|The WHO and UNICEF Joint Monitoring Programme (JMP) Indicators for Water Supply, Sanitation and Hygiene and Their Association with Linear Growth in Children 6 to 23 Months in East Africa|
||Hasina Rakotomanana, Joel J. Komakech, Christine N. Walters, and Barbara J. Stoecker
||International Journal of Environmental Research and Public Health, 17(6262): 6262; DOI: 10.3390/ijerph17176262
Children under five
Multiple African Countries
||The slow decrease in child stunting rates in East Africa warrants further research to identify the influence of contributing factors such as water, sanitation, and hygiene (WASH). This study investigated the association between child length and WASH conditions using the recently revised WHO and UNICEF (United Nations Children’s Fund) Joint Monitoring Programme (JMP) indicators. Data from households with infants and young children aged 6–23 months from the Demographic and Health Surveys in Burundi, Ethiopia, Kenya, Malawi, Rwanda, Tanzania, Uganda, and Zambia were used. Associations for each country between WASH conditions and length-for-age z-scores (LAZ) were analyzed using linear regression. Stunting rates were high (>20%) reaching 45% in Burundi. At the time of the most recent Demographic and Health Survey (DHS), more than half of the households in most countries did not have basic or safely managed WASH indicators.
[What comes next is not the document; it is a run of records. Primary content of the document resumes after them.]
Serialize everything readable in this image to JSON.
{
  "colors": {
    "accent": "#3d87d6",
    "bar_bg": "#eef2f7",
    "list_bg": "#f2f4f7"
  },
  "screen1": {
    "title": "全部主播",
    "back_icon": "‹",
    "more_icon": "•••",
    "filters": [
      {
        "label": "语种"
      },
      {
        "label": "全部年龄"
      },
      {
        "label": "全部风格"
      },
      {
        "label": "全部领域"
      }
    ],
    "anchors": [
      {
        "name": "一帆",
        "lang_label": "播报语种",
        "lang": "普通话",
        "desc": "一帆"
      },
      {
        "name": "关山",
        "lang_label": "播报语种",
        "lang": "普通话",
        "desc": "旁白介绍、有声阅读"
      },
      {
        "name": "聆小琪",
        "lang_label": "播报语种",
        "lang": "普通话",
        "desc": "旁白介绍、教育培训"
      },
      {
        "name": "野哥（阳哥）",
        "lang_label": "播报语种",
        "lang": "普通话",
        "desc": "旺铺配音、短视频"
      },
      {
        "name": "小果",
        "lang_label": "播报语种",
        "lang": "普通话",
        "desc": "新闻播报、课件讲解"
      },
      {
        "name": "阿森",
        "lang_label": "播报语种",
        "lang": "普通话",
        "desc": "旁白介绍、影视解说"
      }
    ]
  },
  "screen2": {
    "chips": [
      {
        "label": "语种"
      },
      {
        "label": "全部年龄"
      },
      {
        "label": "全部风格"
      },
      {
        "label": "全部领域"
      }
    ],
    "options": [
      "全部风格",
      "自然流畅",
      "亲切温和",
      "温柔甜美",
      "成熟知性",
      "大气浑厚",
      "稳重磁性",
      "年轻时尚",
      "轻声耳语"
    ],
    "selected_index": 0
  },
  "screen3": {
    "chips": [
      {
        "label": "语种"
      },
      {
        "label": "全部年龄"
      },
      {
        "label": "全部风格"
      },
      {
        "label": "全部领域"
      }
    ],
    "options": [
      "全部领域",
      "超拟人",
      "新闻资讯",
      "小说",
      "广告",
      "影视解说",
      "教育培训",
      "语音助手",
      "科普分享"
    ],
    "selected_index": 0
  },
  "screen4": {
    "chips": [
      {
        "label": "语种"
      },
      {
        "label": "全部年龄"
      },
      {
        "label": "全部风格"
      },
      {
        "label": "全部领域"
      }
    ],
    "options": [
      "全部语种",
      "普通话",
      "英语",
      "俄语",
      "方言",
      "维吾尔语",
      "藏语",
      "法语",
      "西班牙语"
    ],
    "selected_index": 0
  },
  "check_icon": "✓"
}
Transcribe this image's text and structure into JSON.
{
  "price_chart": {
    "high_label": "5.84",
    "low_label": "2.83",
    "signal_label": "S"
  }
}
Models predicted significantly higher LAZ for children living in households with safely managed drinking water compared to those living in households drinking from surface water in Kenya (ß = 0.13, p < 0.01) and Tanzania (ß = 0.08, p < 0.05) after adjustment with child, maternal, and household covariates. Children living in households with improved sanitation facilities not shared with other households were also taller than children living in households practicing open defecation in Ethiopia (ß = 0.07, p < 0.01) and Tanzania (ß = 0.08, p < 0.01) in the adjusted models. All countries need improved WASH conditions to reduce pathogen and helminth contamination. Targeting adherence to the highest JMP indicators would support efforts to reduce child stunting in East Africa.